Your best bet is to speak to someone who a) knows credit issues inside and out and b) won't rip you off in the process. If you're looking to get your credit up in order to get a home loan, I would interview a few lenders. Look for one who knows something about credit re-scoring. I would speak to more than one lender as it's a rather critical issue and paying the wrong bill can hurt you more than help you.

If you're just looking to repair your credit, talk to a credit repair expert or a qualified CPA.

Hope that helps!

Matt Stigliano, Realtor (r)
RE/MAX Access
(210) 646-HOME
0 votes
Tommy Burris, Mortgage Broker Or Lender, Baton Rouge, LA
Tue Mar 2, 2010
The correct answer = It depends.
For example. I have seen people pay off old collections, making the date of last activity recent.... which lowered scores.
Read the book in this link.
0 votes
Chris Ebert, , Dallas, TX
Tue Mar 2, 2010
The issue is one of timing. If you pay off a delinquent balance and update the account it will not improve your credit score today. But over time your score will improve more with a -0- balance item than a negative item with a balance.

So if you need your score improved today the best way to settle an account is with the creditor removing or deleting the credit item off the credit report.
0 votes
Justin Werner, Agent, San Antonio, TX
Tue Mar 2, 2010
In general, if it is a newer item, then yes. But if it something from many years ago, then probably not. Speak with a Credit Counselor for the best info on this. Also, check out:…

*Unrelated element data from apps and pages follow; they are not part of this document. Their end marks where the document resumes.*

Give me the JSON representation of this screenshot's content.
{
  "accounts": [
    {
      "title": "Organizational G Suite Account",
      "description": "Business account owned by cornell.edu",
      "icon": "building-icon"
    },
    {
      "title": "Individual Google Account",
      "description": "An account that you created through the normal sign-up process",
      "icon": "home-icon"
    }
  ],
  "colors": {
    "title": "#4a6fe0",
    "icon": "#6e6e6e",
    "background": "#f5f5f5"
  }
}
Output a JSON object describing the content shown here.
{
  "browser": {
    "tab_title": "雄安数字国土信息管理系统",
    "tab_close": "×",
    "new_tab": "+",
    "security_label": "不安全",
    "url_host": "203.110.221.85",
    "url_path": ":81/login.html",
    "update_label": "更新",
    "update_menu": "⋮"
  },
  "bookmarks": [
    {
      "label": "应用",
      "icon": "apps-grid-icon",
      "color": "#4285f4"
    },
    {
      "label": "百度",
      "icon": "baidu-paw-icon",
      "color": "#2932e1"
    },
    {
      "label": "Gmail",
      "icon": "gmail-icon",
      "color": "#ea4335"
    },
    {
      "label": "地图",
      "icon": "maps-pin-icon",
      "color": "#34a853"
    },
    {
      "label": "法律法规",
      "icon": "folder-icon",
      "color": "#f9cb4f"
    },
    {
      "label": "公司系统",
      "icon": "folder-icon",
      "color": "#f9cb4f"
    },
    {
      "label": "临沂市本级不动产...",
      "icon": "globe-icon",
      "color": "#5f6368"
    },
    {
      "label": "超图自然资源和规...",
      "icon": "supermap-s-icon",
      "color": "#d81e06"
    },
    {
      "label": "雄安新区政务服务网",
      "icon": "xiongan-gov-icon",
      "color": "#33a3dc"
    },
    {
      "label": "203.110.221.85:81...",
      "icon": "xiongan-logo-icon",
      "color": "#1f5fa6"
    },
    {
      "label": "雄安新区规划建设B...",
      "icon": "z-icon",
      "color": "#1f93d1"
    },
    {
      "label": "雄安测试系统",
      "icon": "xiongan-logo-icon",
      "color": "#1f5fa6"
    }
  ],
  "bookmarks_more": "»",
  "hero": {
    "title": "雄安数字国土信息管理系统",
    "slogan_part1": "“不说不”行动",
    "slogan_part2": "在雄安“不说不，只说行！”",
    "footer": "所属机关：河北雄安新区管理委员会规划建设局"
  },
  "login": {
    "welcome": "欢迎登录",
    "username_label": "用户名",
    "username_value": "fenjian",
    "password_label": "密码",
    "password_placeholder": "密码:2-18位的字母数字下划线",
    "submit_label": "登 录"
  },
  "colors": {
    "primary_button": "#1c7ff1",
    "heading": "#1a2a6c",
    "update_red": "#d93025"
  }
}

Justin Werner, ABR, CDPE
Accredited Buyer Representative
Certified Distressed Property Expert
RE/MAX Exclusive
0 votes
Search Advice
Ask our community a question

Email me when…

Learn more